→ Work order
Every entry must appear in the output exactly as it does here.

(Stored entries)
════════════════════
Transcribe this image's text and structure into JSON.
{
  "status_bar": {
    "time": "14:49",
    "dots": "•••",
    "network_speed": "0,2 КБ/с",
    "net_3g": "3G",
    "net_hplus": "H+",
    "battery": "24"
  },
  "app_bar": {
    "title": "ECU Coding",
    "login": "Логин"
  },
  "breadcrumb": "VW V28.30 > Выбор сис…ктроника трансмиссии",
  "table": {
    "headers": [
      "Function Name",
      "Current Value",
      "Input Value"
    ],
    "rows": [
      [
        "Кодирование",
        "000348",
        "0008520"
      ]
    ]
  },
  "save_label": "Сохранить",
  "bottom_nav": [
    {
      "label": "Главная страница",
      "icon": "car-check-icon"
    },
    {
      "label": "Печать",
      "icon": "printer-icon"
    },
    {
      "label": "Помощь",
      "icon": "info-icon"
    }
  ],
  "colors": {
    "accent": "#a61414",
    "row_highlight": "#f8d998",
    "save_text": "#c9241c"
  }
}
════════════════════
→ Written answer
Transcribe this image's text and structure into JSON.
{
  "status_bar": {
    "time": "14:49",
    "dots": "•••",
    "network_speed": "0,2 КБ/с",
    "net_3g": "3G",
    "net_hplus": "H+",
    "battery": "24"
  },
  "app_bar": {
    "title": "ECU Coding",
    "login": "Логин"
  },
  "breadcrumb": "VW V28.30 > Выбор сис…ктроника трансмиссии",
  "table": {
    "headers": [
      "Function Name",
      "Current Value",
      "Input Value"
    ],
    "rows": [
      [
        "Кодирование",
        "000348",
        "0008520"
      ]
    ]
  },
  "save_label": "Сохранить",
  "bottom_nav": [
    {
      "label": "Главная страница",
      "icon": "car-check-icon"
    },
    {
      "label": "Печать",
      "icon": "printer-icon"
    },
    {
      "label": "Помощь",
      "icon": "info-icon"
    }
  ],
  "colors": {
    "accent": "#a61414",
    "row_highlight": "#f8d998",
    "save_text": "#c9241c"
  }
}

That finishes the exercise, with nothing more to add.